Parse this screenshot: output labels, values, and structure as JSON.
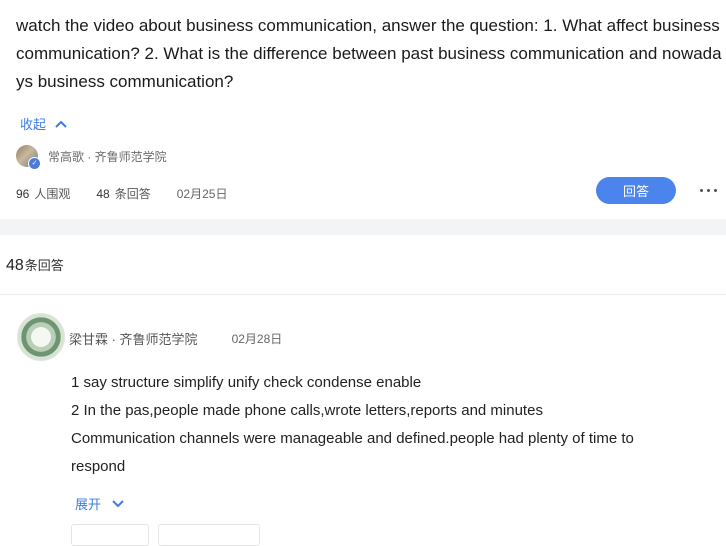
{
  "question": {
    "text": "watch the video about business communication, answer the question: 1. What affect business communication? 2. What is the difference between past business communication and nowadays business communication?",
    "collapse_label": "收起",
    "author": "常高歌 · 齐鲁师范学院",
    "views_count": "96",
    "views_label": "人围观",
    "answers_count": "48",
    "answers_label": "条回答",
    "date": "02月25日",
    "answer_button": "回答"
  },
  "answers_section": {
    "count": "48",
    "label": "条回答"
  },
  "answer": {
    "author": "梁甘霖 · 齐鲁师范学院",
    "date": "02月28日",
    "lines": [
      "1 say structure simplify unify check condense enable",
      "2 In the pas,people made phone calls,wrote letters,reports and minutes",
      "Communication channels were manageable and defined.people had plenty of time to respond"
    ],
    "expand_label": "展开"
  },
  "colors": {
    "accent": "#4a84ec",
    "link": "#3e7de0",
    "section_gap": "#f3f4f6"
  },
  "icons": [
    "chevron-up-icon",
    "chevron-down-icon",
    "more-dots-icon",
    "verified-badge-icon"
  ]
}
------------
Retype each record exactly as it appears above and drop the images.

__RESULT OF THIS EXERCISE__:
Parse this screenshot: output labels, values, and structure as JSON.
{
  "question": {
    "text": "watch the video about business communication, answer the question: 1. What affect business communication? 2. What is the difference between past business communication and nowadays business communication?",
    "collapse_label": "收起",
    "author": "常高歌 · 齐鲁师范学院",
    "views_count": "96",
    "views_label": "人围观",
    "answers_count": "48",
    "answers_label": "条回答",
    "date": "02月25日",
    "answer_button": "回答"
  },
  "answers_section": {
    "count": "48",
    "label": "条回答"
  },
  "answer": {
    "author": "梁甘霖 · 齐鲁师范学院",
    "date": "02月28日",
    "lines": [
      "1 say structure simplify unify check condense enable",
      "2 In the pas,people made phone calls,wrote letters,reports and minutes",
      "Communication channels were manageable and defined.people had plenty of time to respond"
    ],
    "expand_label": "展开"
  },
  "colors": {
    "accent": "#4a84ec",
    "link": "#3e7de0",
    "section_gap": "#f3f4f6"
  },
  "icons": [
    "chevron-up-icon",
    "chevron-down-icon",
    "more-dots-icon",
    "verified-badge-icon"
  ]
}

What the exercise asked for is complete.